But neither team has set a Game 4 starter for Monday. With the series currently tied at 1, one of the teams will have a chance to end it by Monday, while the other will be vying to stay alive.
Tracy has two accomplished choices for Game 4. Will it be Ubaldo Jimenez, the team's Game 1 starter and the ace of the second half, or Jason Marquis, who carried the rotation for much of the team's slow beginning to the season?
The Rockies' recent practice suggests Jimenez. Late in the regular season, Tracy tweaked the team's pitching schedule so that Jimenez would start key games against the Giants, Cardinals and Dodgers.
"It does bring Ubaldo back into play, since he'll be on his normal day, but I haven't made any decisions yet," Tracy said. "Our whole focus is on Game 3, trying to win that one."
Jimenez would be able to start on regular rest. He was strong and efficient early in Game 1, but began leaving pitches over the plate in the bottom of the fifth, when he gave up two runs. A Ryan Howard RBI double and a Jayson Werth RBI triple made it 5-0 in the sixth before Jimenez left the game.
Jimenez has not had the best of luck against the Phillies in his career. He is 0-2 with an 8.10 ERA in the regular season, and his Game 1 start went from good to bad. But there was the start of Oct. 6, 2007, when Jimenez held the Phils to one run and three hits in 6 1/3 innings. He didn't figure in the decision, but the Rockies won, 2-1, to complete a three-game sweep.
Marquis almost certainly would have received the start had the series stayed on schedule. Marquis earned a trip to the All-Star Game with a strong first half, but he struggled with his sinker in the final six weeks and ended up 15-13 with a 4.04 ERA.
POSTSEASON POSTPONEMENTSSince Wild Card era began in 1995
|1996||ALCS, Gm. 1||BAL at NYY|
|WS, Gm. 1||ATL at NYY|
|2003||ALCS, Gm. 4||NYY at BOS|
|2004||ALCS, Gm. 3||NYY at BOS|
|2005||ALCS, Gm. 4||LAA at NYY|
|2006||ALDS, Gm. 2||DET at NYY|
|NLCS, Gm. 1||STL at NYM|
|NLCS, Gm. 5||NYM at STL|
|2008||WS, Gm. 5*||TB at PHI|
|2009||NLDS, Gm. 3||PHI at COL|
|2009||ALCS, Gm. 6||LAA at NYY|
Marquis has made one NLDS appearance, throwing a scoreless inning of relief during the Rockies' 5-1 loss in Game 1 at Citizens Bank Park.
Marquis won his only regular-season start against the Phillies. It was April 10, his first start in a Rockies uniform.
Marquis went seven innings and gave up two runs. He also singled and scored against Cole Hamels in the third inning.

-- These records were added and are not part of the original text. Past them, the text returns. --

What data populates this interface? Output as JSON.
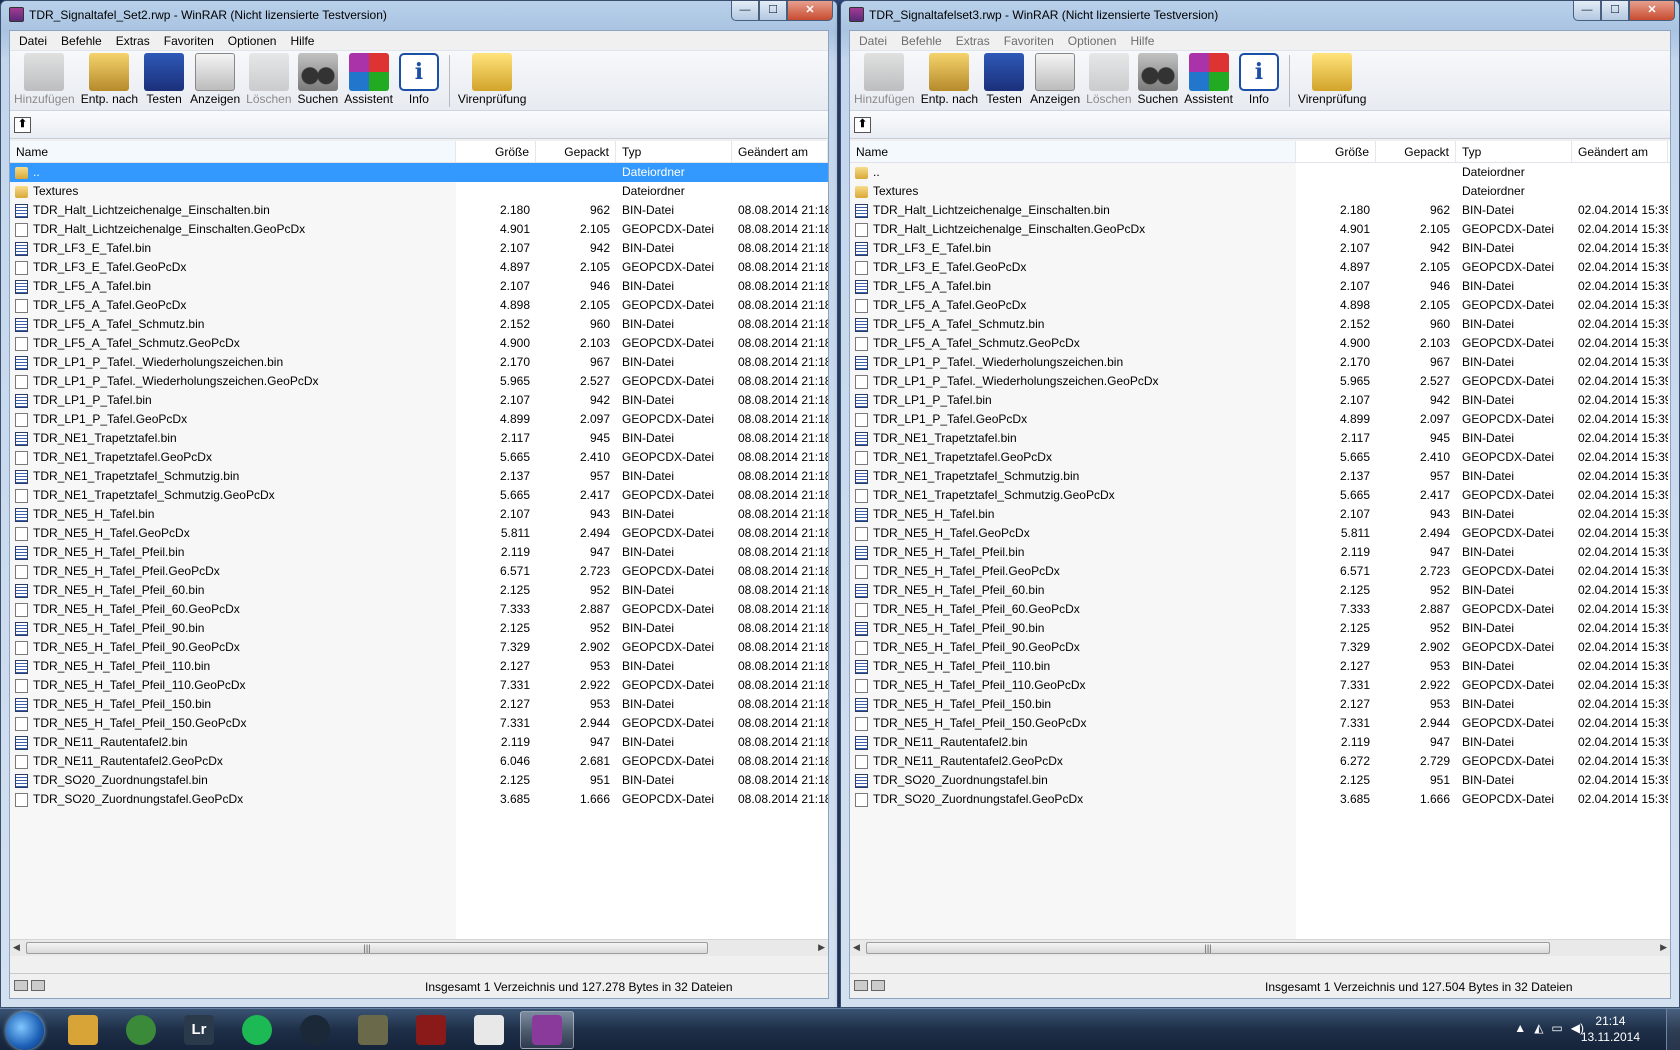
{
  "menu": [
    "Datei",
    "Befehle",
    "Extras",
    "Favoriten",
    "Optionen",
    "Hilfe"
  ],
  "toolbar": [
    {
      "label": "Hinzufügen",
      "icon": "add-archive-icon",
      "disabled": true,
      "cls": "ico-add"
    },
    {
      "label": "Entp. nach",
      "icon": "extract-to-icon",
      "disabled": false,
      "cls": "ico-extract"
    },
    {
      "label": "Testen",
      "icon": "test-icon",
      "disabled": false,
      "cls": "ico-test"
    },
    {
      "label": "Anzeigen",
      "icon": "view-icon",
      "disabled": false,
      "cls": "ico-view"
    },
    {
      "label": "Löschen",
      "icon": "delete-icon",
      "disabled": true,
      "cls": "ico-del"
    },
    {
      "label": "Suchen",
      "icon": "find-binoculars-icon",
      "disabled": false,
      "cls": "ico-find"
    },
    {
      "label": "Assistent",
      "icon": "wizard-icon",
      "disabled": false,
      "cls": "ico-wiz"
    },
    {
      "label": "Info",
      "icon": "info-icon",
      "disabled": false,
      "cls": "ico-info"
    }
  ],
  "toolbar_extra": {
    "label": "Virenprüfung",
    "icon": "virus-scan-icon"
  },
  "columns": {
    "name": "Name",
    "size": "Größe",
    "packed": "Gepackt",
    "type": "Typ",
    "modified": "Geändert am"
  },
  "window_buttons": {
    "minimize": "—",
    "maximize": "☐",
    "close": "✕"
  },
  "windows": [
    {
      "title": "TDR_Signaltafel_Set2.rwp - WinRAR (Nicht lizensierte Testversion)",
      "menu_disabled": false,
      "status": "Insgesamt 1 Verzeichnis und 127.278 Bytes in 32 Dateien",
      "rows": [
        {
          "name": "..",
          "size": "",
          "packed": "",
          "type": "Dateiordner",
          "date": "",
          "kind": "folder",
          "selected": true
        },
        {
          "name": "Textures",
          "size": "",
          "packed": "",
          "type": "Dateiordner",
          "date": "",
          "kind": "folder"
        },
        {
          "name": "TDR_Halt_Lichtzeichenalge_Einschalten.bin",
          "size": "2.180",
          "packed": "962",
          "type": "BIN-Datei",
          "date": "08.08.2014 21:18",
          "kind": "bin"
        },
        {
          "name": "TDR_Halt_Lichtzeichenalge_Einschalten.GeoPcDx",
          "size": "4.901",
          "packed": "2.105",
          "type": "GEOPCDX-Datei",
          "date": "08.08.2014 21:18",
          "kind": "file"
        },
        {
          "name": "TDR_LF3_E_Tafel.bin",
          "size": "2.107",
          "packed": "942",
          "type": "BIN-Datei",
          "date": "08.08.2014 21:18",
          "kind": "bin"
        },
        {
          "name": "TDR_LF3_E_Tafel.GeoPcDx",
          "size": "4.897",
          "packed": "2.105",
          "type": "GEOPCDX-Datei",
          "date": "08.08.2014 21:18",
          "kind": "file"
        },
        {
          "name": "TDR_LF5_A_Tafel.bin",
          "size": "2.107",
          "packed": "946",
          "type": "BIN-Datei",
          "date": "08.08.2014 21:18",
          "kind": "bin"
        },
        {
          "name": "TDR_LF5_A_Tafel.GeoPcDx",
          "size": "4.898",
          "packed": "2.105",
          "type": "GEOPCDX-Datei",
          "date": "08.08.2014 21:18",
          "kind": "file"
        },
        {
          "name": "TDR_LF5_A_Tafel_Schmutz.bin",
          "size": "2.152",
          "packed": "960",
          "type": "BIN-Datei",
          "date": "08.08.2014 21:18",
          "kind": "bin"
        },
        {
          "name": "TDR_LF5_A_Tafel_Schmutz.GeoPcDx",
          "size": "4.900",
          "packed": "2.103",
          "type": "GEOPCDX-Datei",
          "date": "08.08.2014 21:18",
          "kind": "file"
        },
        {
          "name": "TDR_LP1_P_Tafel._Wiederholungszeichen.bin",
          "size": "2.170",
          "packed": "967",
          "type": "BIN-Datei",
          "date": "08.08.2014 21:18",
          "kind": "bin"
        },
        {
          "name": "TDR_LP1_P_Tafel._Wiederholungszeichen.GeoPcDx",
          "size": "5.965",
          "packed": "2.527",
          "type": "GEOPCDX-Datei",
          "date": "08.08.2014 21:18",
          "kind": "file"
        },
        {
          "name": "TDR_LP1_P_Tafel.bin",
          "size": "2.107",
          "packed": "942",
          "type": "BIN-Datei",
          "date": "08.08.2014 21:18",
          "kind": "bin"
        },
        {
          "name": "TDR_LP1_P_Tafel.GeoPcDx",
          "size": "4.899",
          "packed": "2.097",
          "type": "GEOPCDX-Datei",
          "date": "08.08.2014 21:18",
          "kind": "file"
        },
        {
          "name": "TDR_NE1_Trapetztafel.bin",
          "size": "2.117",
          "packed": "945",
          "type": "BIN-Datei",
          "date": "08.08.2014 21:18",
          "kind": "bin"
        },
        {
          "name": "TDR_NE1_Trapetztafel.GeoPcDx",
          "size": "5.665",
          "packed": "2.410",
          "type": "GEOPCDX-Datei",
          "date": "08.08.2014 21:18",
          "kind": "file"
        },
        {
          "name": "TDR_NE1_Trapetztafel_Schmutzig.bin",
          "size": "2.137",
          "packed": "957",
          "type": "BIN-Datei",
          "date": "08.08.2014 21:18",
          "kind": "bin"
        },
        {
          "name": "TDR_NE1_Trapetztafel_Schmutzig.GeoPcDx",
          "size": "5.665",
          "packed": "2.417",
          "type": "GEOPCDX-Datei",
          "date": "08.08.2014 21:18",
          "kind": "file"
        },
        {
          "name": "TDR_NE5_H_Tafel.bin",
          "size": "2.107",
          "packed": "943",
          "type": "BIN-Datei",
          "date": "08.08.2014 21:18",
          "kind": "bin"
        },
        {
          "name": "TDR_NE5_H_Tafel.GeoPcDx",
          "size": "5.811",
          "packed": "2.494",
          "type": "GEOPCDX-Datei",
          "date": "08.08.2014 21:18",
          "kind": "file"
        },
        {
          "name": "TDR_NE5_H_Tafel_Pfeil.bin",
          "size": "2.119",
          "packed": "947",
          "type": "BIN-Datei",
          "date": "08.08.2014 21:18",
          "kind": "bin"
        },
        {
          "name": "TDR_NE5_H_Tafel_Pfeil.GeoPcDx",
          "size": "6.571",
          "packed": "2.723",
          "type": "GEOPCDX-Datei",
          "date": "08.08.2014 21:18",
          "kind": "file"
        },
        {
          "name": "TDR_NE5_H_Tafel_Pfeil_60.bin",
          "size": "2.125",
          "packed": "952",
          "type": "BIN-Datei",
          "date": "08.08.2014 21:18",
          "kind": "bin"
        },
        {
          "name": "TDR_NE5_H_Tafel_Pfeil_60.GeoPcDx",
          "size": "7.333",
          "packed": "2.887",
          "type": "GEOPCDX-Datei",
          "date": "08.08.2014 21:18",
          "kind": "file"
        },
        {
          "name": "TDR_NE5_H_Tafel_Pfeil_90.bin",
          "size": "2.125",
          "packed": "952",
          "type": "BIN-Datei",
          "date": "08.08.2014 21:18",
          "kind": "bin"
        },
        {
          "name": "TDR_NE5_H_Tafel_Pfeil_90.GeoPcDx",
          "size": "7.329",
          "packed": "2.902",
          "type": "GEOPCDX-Datei",
          "date": "08.08.2014 21:18",
          "kind": "file"
        },
        {
          "name": "TDR_NE5_H_Tafel_Pfeil_110.bin",
          "size": "2.127",
          "packed": "953",
          "type": "BIN-Datei",
          "date": "08.08.2014 21:18",
          "kind": "bin"
        },
        {
          "name": "TDR_NE5_H_Tafel_Pfeil_110.GeoPcDx",
          "size": "7.331",
          "packed": "2.922",
          "type": "GEOPCDX-Datei",
          "date": "08.08.2014 21:18",
          "kind": "file"
        },
        {
          "name": "TDR_NE5_H_Tafel_Pfeil_150.bin",
          "size": "2.127",
          "packed": "953",
          "type": "BIN-Datei",
          "date": "08.08.2014 21:18",
          "kind": "bin"
        },
        {
          "name": "TDR_NE5_H_Tafel_Pfeil_150.GeoPcDx",
          "size": "7.331",
          "packed": "2.944",
          "type": "GEOPCDX-Datei",
          "date": "08.08.2014 21:18",
          "kind": "file"
        },
        {
          "name": "TDR_NE11_Rautentafel2.bin",
          "size": "2.119",
          "packed": "947",
          "type": "BIN-Datei",
          "date": "08.08.2014 21:18",
          "kind": "bin"
        },
        {
          "name": "TDR_NE11_Rautentafel2.GeoPcDx",
          "size": "6.046",
          "packed": "2.681",
          "type": "GEOPCDX-Datei",
          "date": "08.08.2014 21:18",
          "kind": "file"
        },
        {
          "name": "TDR_SO20_Zuordnungstafel.bin",
          "size": "2.125",
          "packed": "951",
          "type": "BIN-Datei",
          "date": "08.08.2014 21:18",
          "kind": "bin"
        },
        {
          "name": "TDR_SO20_Zuordnungstafel.GeoPcDx",
          "size": "3.685",
          "packed": "1.666",
          "type": "GEOPCDX-Datei",
          "date": "08.08.2014 21:18",
          "kind": "file"
        }
      ]
    },
    {
      "title": "TDR_Signaltafelset3.rwp - WinRAR (Nicht lizensierte Testversion)",
      "menu_disabled": true,
      "status": "Insgesamt 1 Verzeichnis und 127.504 Bytes in 32 Dateien",
      "rows": [
        {
          "name": "..",
          "size": "",
          "packed": "",
          "type": "Dateiordner",
          "date": "",
          "kind": "folder"
        },
        {
          "name": "Textures",
          "size": "",
          "packed": "",
          "type": "Dateiordner",
          "date": "",
          "kind": "folder"
        },
        {
          "name": "TDR_Halt_Lichtzeichenalge_Einschalten.bin",
          "size": "2.180",
          "packed": "962",
          "type": "BIN-Datei",
          "date": "02.04.2014 15:39",
          "kind": "bin"
        },
        {
          "name": "TDR_Halt_Lichtzeichenalge_Einschalten.GeoPcDx",
          "size": "4.901",
          "packed": "2.105",
          "type": "GEOPCDX-Datei",
          "date": "02.04.2014 15:39",
          "kind": "file"
        },
        {
          "name": "TDR_LF3_E_Tafel.bin",
          "size": "2.107",
          "packed": "942",
          "type": "BIN-Datei",
          "date": "02.04.2014 15:39",
          "kind": "bin"
        },
        {
          "name": "TDR_LF3_E_Tafel.GeoPcDx",
          "size": "4.897",
          "packed": "2.105",
          "type": "GEOPCDX-Datei",
          "date": "02.04.2014 15:39",
          "kind": "file"
        },
        {
          "name": "TDR_LF5_A_Tafel.bin",
          "size": "2.107",
          "packed": "946",
          "type": "BIN-Datei",
          "date": "02.04.2014 15:39",
          "kind": "bin"
        },
        {
          "name": "TDR_LF5_A_Tafel.GeoPcDx",
          "size": "4.898",
          "packed": "2.105",
          "type": "GEOPCDX-Datei",
          "date": "02.04.2014 15:39",
          "kind": "file"
        },
        {
          "name": "TDR_LF5_A_Tafel_Schmutz.bin",
          "size": "2.152",
          "packed": "960",
          "type": "BIN-Datei",
          "date": "02.04.2014 15:39",
          "kind": "bin"
        },
        {
          "name": "TDR_LF5_A_Tafel_Schmutz.GeoPcDx",
          "size": "4.900",
          "packed": "2.103",
          "type": "GEOPCDX-Datei",
          "date": "02.04.2014 15:39",
          "kind": "file"
        },
        {
          "name": "TDR_LP1_P_Tafel._Wiederholungszeichen.bin",
          "size": "2.170",
          "packed": "967",
          "type": "BIN-Datei",
          "date": "02.04.2014 15:39",
          "kind": "bin"
        },
        {
          "name": "TDR_LP1_P_Tafel._Wiederholungszeichen.GeoPcDx",
          "size": "5.965",
          "packed": "2.527",
          "type": "GEOPCDX-Datei",
          "date": "02.04.2014 15:39",
          "kind": "file"
        },
        {
          "name": "TDR_LP1_P_Tafel.bin",
          "size": "2.107",
          "packed": "942",
          "type": "BIN-Datei",
          "date": "02.04.2014 15:39",
          "kind": "bin"
        },
        {
          "name": "TDR_LP1_P_Tafel.GeoPcDx",
          "size": "4.899",
          "packed": "2.097",
          "type": "GEOPCDX-Datei",
          "date": "02.04.2014 15:39",
          "kind": "file"
        },
        {
          "name": "TDR_NE1_Trapetztafel.bin",
          "size": "2.117",
          "packed": "945",
          "type": "BIN-Datei",
          "date": "02.04.2014 15:39",
          "kind": "bin"
        },
        {
          "name": "TDR_NE1_Trapetztafel.GeoPcDx",
          "size": "5.665",
          "packed": "2.410",
          "type": "GEOPCDX-Datei",
          "date": "02.04.2014 15:39",
          "kind": "file"
        },
        {
          "name": "TDR_NE1_Trapetztafel_Schmutzig.bin",
          "size": "2.137",
          "packed": "957",
          "type": "BIN-Datei",
          "date": "02.04.2014 15:39",
          "kind": "bin"
        },
        {
          "name": "TDR_NE1_Trapetztafel_Schmutzig.GeoPcDx",
          "size": "5.665",
          "packed": "2.417",
          "type": "GEOPCDX-Datei",
          "date": "02.04.2014 15:39",
          "kind": "file"
        },
        {
          "name": "TDR_NE5_H_Tafel.bin",
          "size": "2.107",
          "packed": "943",
          "type": "BIN-Datei",
          "date": "02.04.2014 15:39",
          "kind": "bin"
        },
        {
          "name": "TDR_NE5_H_Tafel.GeoPcDx",
          "size": "5.811",
          "packed": "2.494",
          "type": "GEOPCDX-Datei",
          "date": "02.04.2014 15:39",
          "kind": "file"
        },
        {
          "name": "TDR_NE5_H_Tafel_Pfeil.bin",
          "size": "2.119",
          "packed": "947",
          "type": "BIN-Datei",
          "date": "02.04.2014 15:39",
          "kind": "bin"
        },
        {
          "name": "TDR_NE5_H_Tafel_Pfeil.GeoPcDx",
          "size": "6.571",
          "packed": "2.723",
          "type": "GEOPCDX-Datei",
          "date": "02.04.2014 15:39",
          "kind": "file"
        },
        {
          "name": "TDR_NE5_H_Tafel_Pfeil_60.bin",
          "size": "2.125",
          "packed": "952",
          "type": "BIN-Datei",
          "date": "02.04.2014 15:39",
          "kind": "bin"
        },
        {
          "name": "TDR_NE5_H_Tafel_Pfeil_60.GeoPcDx",
          "size": "7.333",
          "packed": "2.887",
          "type": "GEOPCDX-Datei",
          "date": "02.04.2014 15:39",
          "kind": "file"
        },
        {
          "name": "TDR_NE5_H_Tafel_Pfeil_90.bin",
          "size": "2.125",
          "packed": "952",
          "type": "BIN-Datei",
          "date": "02.04.2014 15:39",
          "kind": "bin"
        },
        {
          "name": "TDR_NE5_H_Tafel_Pfeil_90.GeoPcDx",
          "size": "7.329",
          "packed": "2.902",
          "type": "GEOPCDX-Datei",
          "date": "02.04.2014 15:39",
          "kind": "file"
        },
        {
          "name": "TDR_NE5_H_Tafel_Pfeil_110.bin",
          "size": "2.127",
          "packed": "953",
          "type": "BIN-Datei",
          "date": "02.04.2014 15:39",
          "kind": "bin"
        },
        {
          "name": "TDR_NE5_H_Tafel_Pfeil_110.GeoPcDx",
          "size": "7.331",
          "packed": "2.922",
          "type": "GEOPCDX-Datei",
          "date": "02.04.2014 15:39",
          "kind": "file"
        },
        {
          "name": "TDR_NE5_H_Tafel_Pfeil_150.bin",
          "size": "2.127",
          "packed": "953",
          "type": "BIN-Datei",
          "date": "02.04.2014 15:39",
          "kind": "bin"
        },
        {
          "name": "TDR_NE5_H_Tafel_Pfeil_150.GeoPcDx",
          "size": "7.331",
          "packed": "2.944",
          "type": "GEOPCDX-Datei",
          "date": "02.04.2014 15:39",
          "kind": "file"
        },
        {
          "name": "TDR_NE11_Rautentafel2.bin",
          "size": "2.119",
          "packed": "947",
          "type": "BIN-Datei",
          "date": "02.04.2014 15:39",
          "kind": "bin"
        },
        {
          "name": "TDR_NE11_Rautentafel2.GeoPcDx",
          "size": "6.272",
          "packed": "2.729",
          "type": "GEOPCDX-Datei",
          "date": "02.04.2014 15:39",
          "kind": "file"
        },
        {
          "name": "TDR_SO20_Zuordnungstafel.bin",
          "size": "2.125",
          "packed": "951",
          "type": "BIN-Datei",
          "date": "02.04.2014 15:39",
          "kind": "bin"
        },
        {
          "name": "TDR_SO20_Zuordnungstafel.GeoPcDx",
          "size": "3.685",
          "packed": "1.666",
          "type": "GEOPCDX-Datei",
          "date": "02.04.2014 15:39",
          "kind": "file"
        }
      ]
    }
  ],
  "taskbar": {
    "items": [
      {
        "name": "file-explorer",
        "icon": "folder-icon",
        "color": "#d9a437",
        "glyph": ""
      },
      {
        "name": "chrome",
        "icon": "chrome-icon",
        "color": "#3a8a3a",
        "glyph": ""
      },
      {
        "name": "lightroom",
        "icon": "lightroom-icon",
        "color": "#2b3a4a",
        "glyph": "Lr"
      },
      {
        "name": "spotify",
        "icon": "spotify-icon",
        "color": "#1db954",
        "glyph": ""
      },
      {
        "name": "steam",
        "icon": "steam-icon",
        "color": "#1b2838",
        "glyph": ""
      },
      {
        "name": "game-soldier",
        "icon": "soldier-icon",
        "color": "#6a6a4a",
        "glyph": ""
      },
      {
        "name": "game-agent",
        "icon": "agent-icon",
        "color": "#8a1a1a",
        "glyph": ""
      },
      {
        "name": "train-simulator",
        "icon": "train-icon",
        "color": "#e8e8e8",
        "glyph": ""
      },
      {
        "name": "winrar",
        "icon": "winrar-icon",
        "color": "#8a3a9a",
        "glyph": "",
        "active": true
      }
    ],
    "time": "21:14",
    "date": "13.11.2014"
  }
}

Colorado also might have to deal with a difficult opponent in Game 4. Phillies left-hander Cliff Lee, who held the Rockies scoreless until the ninth inning and retired 16 straight during Game 1, also will be on regular rest.
The Game 3 decision to start Happ, who was hit on the left shin by a Seth Smith line drive during Game 2 but ruled well enough to start, and the possibility of Lee going in Game 4 fit with the Phillies' preference for facing the Rockies with primarily left-handed pitching.
After Game 2, there was question about the health of Rockies shortstop Troy Tulowitzki, who was hit on the upper body by a pitch from Phillies reliever Brett Myers in the eighth inning. Tracy said the concern is unfounded.
"The way he hit the ball during batting practice yesterday, that's a non-issue," Tracy said.
Even with all the changes that have come with the postponement Saturday, Tracy said it was good, not only for now, but for the future.
"Playing in the cold is one thing," Tracy said. "But playing in cold, wet, damp conditions can be dangerous. What happens if you get a key player hurt. Not only could it affect you for the day, meaning the day of the game, but it could carry into 2010 and affect an entire organization as it makes its 2010 plans. They've done the one thing that's fair."
Thomas Harding is a reporter for MLB.com. This story was not subject to the approval of Major League Baseball or its clubs.Less